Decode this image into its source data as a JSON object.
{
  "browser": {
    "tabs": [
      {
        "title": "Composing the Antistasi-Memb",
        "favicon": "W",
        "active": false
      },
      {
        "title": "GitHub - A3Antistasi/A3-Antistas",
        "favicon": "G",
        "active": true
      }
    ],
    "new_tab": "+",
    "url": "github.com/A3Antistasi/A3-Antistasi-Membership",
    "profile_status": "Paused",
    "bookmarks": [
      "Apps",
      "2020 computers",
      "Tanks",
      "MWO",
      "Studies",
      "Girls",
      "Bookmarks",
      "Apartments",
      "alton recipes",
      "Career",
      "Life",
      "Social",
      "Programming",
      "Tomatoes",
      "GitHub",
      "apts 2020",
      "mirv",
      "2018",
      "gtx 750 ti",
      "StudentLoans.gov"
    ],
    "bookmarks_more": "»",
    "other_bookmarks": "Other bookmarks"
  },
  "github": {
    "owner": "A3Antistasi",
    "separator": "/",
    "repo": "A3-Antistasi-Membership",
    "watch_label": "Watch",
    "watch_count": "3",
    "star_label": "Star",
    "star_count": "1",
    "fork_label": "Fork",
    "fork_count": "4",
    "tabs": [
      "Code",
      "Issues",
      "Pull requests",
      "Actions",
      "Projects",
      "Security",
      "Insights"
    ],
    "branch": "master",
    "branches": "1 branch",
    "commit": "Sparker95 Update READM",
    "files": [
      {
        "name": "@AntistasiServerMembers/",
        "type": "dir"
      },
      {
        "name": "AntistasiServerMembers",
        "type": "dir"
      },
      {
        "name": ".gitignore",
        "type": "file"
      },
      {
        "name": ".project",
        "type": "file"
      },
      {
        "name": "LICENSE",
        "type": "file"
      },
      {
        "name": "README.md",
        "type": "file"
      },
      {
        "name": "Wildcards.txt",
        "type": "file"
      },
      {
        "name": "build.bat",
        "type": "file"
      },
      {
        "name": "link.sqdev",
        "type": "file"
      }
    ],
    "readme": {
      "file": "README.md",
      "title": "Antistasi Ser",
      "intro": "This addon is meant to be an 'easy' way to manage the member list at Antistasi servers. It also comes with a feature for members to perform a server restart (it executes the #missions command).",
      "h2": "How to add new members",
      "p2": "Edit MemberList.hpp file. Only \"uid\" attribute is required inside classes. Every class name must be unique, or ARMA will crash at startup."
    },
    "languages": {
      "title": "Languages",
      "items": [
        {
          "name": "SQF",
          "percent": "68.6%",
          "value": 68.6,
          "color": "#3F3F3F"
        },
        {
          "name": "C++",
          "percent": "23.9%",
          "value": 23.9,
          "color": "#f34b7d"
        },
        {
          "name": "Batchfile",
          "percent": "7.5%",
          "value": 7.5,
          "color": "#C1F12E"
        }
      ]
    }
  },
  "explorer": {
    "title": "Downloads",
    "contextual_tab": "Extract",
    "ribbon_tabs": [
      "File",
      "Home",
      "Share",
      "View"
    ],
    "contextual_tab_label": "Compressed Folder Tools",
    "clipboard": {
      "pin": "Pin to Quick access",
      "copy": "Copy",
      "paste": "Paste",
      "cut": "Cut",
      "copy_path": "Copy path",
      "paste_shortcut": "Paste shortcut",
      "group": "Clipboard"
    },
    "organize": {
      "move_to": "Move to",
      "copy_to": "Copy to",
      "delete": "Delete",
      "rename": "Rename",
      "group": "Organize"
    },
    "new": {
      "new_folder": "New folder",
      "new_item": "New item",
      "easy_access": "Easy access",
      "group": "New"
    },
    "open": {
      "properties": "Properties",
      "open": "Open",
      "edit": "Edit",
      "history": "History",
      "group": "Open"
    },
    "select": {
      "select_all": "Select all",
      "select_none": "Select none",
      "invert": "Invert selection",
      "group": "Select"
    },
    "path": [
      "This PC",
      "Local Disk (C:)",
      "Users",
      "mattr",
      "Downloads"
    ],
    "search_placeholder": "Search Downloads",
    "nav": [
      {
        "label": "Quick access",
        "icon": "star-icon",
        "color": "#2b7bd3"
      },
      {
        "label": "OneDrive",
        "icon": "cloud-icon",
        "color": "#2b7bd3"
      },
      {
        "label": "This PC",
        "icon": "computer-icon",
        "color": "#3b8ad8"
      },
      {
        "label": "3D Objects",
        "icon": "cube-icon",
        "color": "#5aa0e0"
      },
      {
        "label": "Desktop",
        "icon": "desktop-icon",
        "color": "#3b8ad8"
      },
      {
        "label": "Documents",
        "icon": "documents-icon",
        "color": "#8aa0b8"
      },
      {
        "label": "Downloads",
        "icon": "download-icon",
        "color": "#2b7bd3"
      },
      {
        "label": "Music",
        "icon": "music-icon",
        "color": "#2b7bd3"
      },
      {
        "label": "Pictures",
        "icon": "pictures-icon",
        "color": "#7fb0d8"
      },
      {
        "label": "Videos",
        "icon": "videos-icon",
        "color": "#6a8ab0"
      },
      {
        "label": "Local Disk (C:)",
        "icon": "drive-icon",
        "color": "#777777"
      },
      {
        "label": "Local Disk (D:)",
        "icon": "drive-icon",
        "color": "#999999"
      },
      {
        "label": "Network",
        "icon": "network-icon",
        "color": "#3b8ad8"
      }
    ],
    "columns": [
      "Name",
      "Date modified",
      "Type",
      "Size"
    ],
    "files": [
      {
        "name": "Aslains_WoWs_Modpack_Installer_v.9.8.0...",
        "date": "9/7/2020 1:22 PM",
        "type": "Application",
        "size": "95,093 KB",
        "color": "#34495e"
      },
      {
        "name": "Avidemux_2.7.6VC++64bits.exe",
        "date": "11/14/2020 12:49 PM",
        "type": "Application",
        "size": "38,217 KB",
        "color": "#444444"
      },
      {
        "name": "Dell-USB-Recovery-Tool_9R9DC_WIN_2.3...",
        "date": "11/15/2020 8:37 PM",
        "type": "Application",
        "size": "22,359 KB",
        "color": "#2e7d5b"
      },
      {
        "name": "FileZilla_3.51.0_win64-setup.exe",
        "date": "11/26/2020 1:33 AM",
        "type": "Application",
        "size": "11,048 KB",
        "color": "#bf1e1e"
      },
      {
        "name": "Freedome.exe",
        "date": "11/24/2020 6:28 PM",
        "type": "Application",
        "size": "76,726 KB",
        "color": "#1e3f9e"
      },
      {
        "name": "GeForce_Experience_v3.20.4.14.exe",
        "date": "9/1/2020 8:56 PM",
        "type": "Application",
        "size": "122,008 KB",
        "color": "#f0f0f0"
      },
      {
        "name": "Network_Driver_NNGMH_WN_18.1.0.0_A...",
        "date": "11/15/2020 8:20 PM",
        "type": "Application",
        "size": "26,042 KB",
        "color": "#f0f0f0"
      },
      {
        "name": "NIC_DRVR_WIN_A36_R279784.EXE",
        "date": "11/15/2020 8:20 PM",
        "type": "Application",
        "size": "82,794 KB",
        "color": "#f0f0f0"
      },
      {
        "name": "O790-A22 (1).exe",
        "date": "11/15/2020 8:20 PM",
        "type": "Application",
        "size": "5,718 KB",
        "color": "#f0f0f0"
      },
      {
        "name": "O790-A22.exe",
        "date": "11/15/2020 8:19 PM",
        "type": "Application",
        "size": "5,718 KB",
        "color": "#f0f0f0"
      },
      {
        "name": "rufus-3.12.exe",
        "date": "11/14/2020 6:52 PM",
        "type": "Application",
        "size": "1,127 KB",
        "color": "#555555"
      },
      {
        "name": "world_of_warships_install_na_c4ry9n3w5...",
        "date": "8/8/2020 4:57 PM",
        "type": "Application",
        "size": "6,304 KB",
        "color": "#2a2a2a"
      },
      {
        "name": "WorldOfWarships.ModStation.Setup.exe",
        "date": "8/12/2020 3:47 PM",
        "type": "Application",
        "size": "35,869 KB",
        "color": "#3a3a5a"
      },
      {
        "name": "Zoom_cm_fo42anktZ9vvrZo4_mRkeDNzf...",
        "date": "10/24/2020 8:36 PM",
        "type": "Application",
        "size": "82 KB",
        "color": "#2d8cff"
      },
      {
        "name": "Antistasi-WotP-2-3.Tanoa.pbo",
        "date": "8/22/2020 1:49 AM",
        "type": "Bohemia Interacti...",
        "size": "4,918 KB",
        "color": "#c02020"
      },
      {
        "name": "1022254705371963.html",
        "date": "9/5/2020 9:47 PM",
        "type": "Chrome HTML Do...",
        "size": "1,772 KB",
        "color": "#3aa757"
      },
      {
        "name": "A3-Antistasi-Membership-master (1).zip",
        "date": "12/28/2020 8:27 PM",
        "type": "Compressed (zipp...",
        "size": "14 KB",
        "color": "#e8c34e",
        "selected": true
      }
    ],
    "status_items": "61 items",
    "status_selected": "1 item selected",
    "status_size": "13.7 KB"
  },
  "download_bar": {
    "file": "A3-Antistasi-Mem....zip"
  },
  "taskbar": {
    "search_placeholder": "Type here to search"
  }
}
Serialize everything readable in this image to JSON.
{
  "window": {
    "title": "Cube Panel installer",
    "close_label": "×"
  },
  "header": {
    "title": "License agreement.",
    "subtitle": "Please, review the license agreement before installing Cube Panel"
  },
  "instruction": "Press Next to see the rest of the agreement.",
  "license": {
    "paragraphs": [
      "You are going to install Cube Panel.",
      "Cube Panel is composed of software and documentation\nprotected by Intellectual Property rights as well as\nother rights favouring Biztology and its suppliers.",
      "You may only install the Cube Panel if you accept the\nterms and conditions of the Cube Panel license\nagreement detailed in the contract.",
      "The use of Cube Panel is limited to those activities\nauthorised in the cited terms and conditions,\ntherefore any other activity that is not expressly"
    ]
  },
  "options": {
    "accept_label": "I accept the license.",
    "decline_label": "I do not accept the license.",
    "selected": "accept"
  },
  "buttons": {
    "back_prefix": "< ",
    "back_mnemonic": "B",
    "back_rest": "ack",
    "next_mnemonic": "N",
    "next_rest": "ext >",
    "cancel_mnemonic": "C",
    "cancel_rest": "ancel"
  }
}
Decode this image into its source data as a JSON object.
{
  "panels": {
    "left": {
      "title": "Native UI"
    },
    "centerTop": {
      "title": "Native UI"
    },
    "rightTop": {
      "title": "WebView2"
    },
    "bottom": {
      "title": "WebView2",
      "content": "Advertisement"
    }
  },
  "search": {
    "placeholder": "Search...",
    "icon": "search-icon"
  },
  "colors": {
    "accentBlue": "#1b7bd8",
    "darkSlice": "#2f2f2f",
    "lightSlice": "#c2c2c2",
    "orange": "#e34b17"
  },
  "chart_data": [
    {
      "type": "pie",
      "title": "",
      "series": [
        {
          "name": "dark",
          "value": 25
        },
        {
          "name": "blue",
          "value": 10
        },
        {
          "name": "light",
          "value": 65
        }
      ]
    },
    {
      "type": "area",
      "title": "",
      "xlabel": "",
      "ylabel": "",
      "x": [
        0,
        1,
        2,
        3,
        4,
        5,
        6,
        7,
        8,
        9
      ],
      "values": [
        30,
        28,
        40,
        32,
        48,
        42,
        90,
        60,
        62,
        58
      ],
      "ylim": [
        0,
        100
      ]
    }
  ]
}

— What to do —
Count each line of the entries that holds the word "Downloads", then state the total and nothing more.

— Output for this task —
4